## Exercise goal
The lines to copy are those in the listing below that contain the word "banner".

## Data for review
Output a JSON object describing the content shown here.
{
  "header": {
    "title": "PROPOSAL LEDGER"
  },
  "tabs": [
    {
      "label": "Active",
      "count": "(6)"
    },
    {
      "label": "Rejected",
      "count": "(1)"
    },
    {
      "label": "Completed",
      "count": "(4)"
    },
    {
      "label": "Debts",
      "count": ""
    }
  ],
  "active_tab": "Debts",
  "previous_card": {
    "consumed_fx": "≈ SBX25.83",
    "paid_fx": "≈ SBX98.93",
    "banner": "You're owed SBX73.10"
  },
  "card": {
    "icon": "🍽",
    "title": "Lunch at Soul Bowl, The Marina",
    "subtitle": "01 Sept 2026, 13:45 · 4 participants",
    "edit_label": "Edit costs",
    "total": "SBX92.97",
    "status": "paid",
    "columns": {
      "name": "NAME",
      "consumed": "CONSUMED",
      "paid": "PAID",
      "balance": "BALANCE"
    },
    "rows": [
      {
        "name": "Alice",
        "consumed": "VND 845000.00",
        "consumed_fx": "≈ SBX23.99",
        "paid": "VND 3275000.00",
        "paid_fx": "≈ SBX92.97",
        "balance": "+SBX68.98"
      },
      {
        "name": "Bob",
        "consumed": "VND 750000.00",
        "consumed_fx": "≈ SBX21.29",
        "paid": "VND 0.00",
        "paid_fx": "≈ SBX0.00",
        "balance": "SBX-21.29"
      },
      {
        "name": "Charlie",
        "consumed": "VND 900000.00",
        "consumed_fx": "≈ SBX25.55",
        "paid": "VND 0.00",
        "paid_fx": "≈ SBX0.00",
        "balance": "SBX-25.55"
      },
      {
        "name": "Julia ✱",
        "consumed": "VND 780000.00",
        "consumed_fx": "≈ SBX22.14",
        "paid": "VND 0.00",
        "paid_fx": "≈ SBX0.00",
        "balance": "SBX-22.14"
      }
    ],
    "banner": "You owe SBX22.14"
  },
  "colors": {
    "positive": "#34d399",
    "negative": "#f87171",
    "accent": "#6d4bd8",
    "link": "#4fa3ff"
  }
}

## Solution to this problem
    "banner": "You're owed SBX73.10"
    "banner": "You owe SBX22.14"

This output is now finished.